This progression resembles the Understanding by Design (UbD) framework for lesson preparation first advocated by Jay McTighe and Grant Wiggins in their 1998 book of the same name. The UbD framework can be described as backward planning and is broken down into three main stages: (1) Desired Results, (2) Evidence, and (3) Learning Plan. The purpose of UbD is to purposefully design curriculum so that students acquire knowledge by creating and then ensuring that assessments and lessons meet targeted learning goals. The term ‘essential question’ is a large component of UbD, and it is similar to the CCSS anchor standards/domains because both strive to master a “big idea” that allows for investigation and exploration. Learning is not done by chance or by accident; teachers create authentic experiences where all students have the opportunity to learn. The following video is an overview of the UbD framework:

Video: What is UbD?

Digital Curation

Now that you have some background knowledge in both the components of the Common Core State Standards and Understanding by Design, we must decide the ways that we collect resources in order to design lessons that integrate the CCSS.

Digital curation describes a process of making saved resources accessible from anywhere. Four major actions can be considered when thinking about digital curation.


Users search for content and decide on resources they wish to keep for future reference. These resources can include links to webpages, videos, audio, and downloadable materials. Selection can be done by uploading content from a saved computer or searching for resources online. When you are searching for information to use, you want to make sure you are searching effectively so you can get the information you are looking for. There are several tips you can use to modify your searches to be more specific.
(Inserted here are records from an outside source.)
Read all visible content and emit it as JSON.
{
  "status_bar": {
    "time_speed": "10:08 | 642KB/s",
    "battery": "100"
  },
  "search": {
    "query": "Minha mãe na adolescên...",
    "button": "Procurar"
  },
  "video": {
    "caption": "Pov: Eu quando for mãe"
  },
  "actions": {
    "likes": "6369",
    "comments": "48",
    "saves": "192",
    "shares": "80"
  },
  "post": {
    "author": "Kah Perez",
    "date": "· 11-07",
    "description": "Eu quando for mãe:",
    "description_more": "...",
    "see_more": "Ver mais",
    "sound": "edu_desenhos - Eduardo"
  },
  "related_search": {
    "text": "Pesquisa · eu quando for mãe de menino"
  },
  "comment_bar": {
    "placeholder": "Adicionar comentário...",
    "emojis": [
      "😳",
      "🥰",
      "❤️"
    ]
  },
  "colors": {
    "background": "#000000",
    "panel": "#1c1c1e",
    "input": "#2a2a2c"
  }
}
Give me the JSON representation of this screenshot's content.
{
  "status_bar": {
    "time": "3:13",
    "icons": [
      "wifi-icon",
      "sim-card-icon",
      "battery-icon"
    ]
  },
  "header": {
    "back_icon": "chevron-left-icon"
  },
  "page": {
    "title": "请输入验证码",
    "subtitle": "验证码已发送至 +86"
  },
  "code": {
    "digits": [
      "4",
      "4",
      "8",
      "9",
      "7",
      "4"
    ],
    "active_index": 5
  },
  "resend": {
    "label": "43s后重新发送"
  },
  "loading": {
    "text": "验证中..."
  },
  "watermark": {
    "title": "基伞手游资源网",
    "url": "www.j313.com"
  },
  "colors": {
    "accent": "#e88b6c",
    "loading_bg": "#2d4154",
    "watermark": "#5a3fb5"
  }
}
Users compile the resources and save them to an access point, which can be a file sharing/saving webpage, or a digital social bookmarking webpage. Collections can be shared with other users to maximize the exchange of resources. The best part about all of these webpages is that you can access the content you have saved from anywhere! Saving on your computer or browser only allows you to view the bookmarks on that device.

The following webpages allow you to upload, save, and organize content “in the cloud” so you can log in to utilize your bookmarks:


Users can maintain and archive resources by adding tags, folders, or other types of categories to make resources more organized and easier to navigate.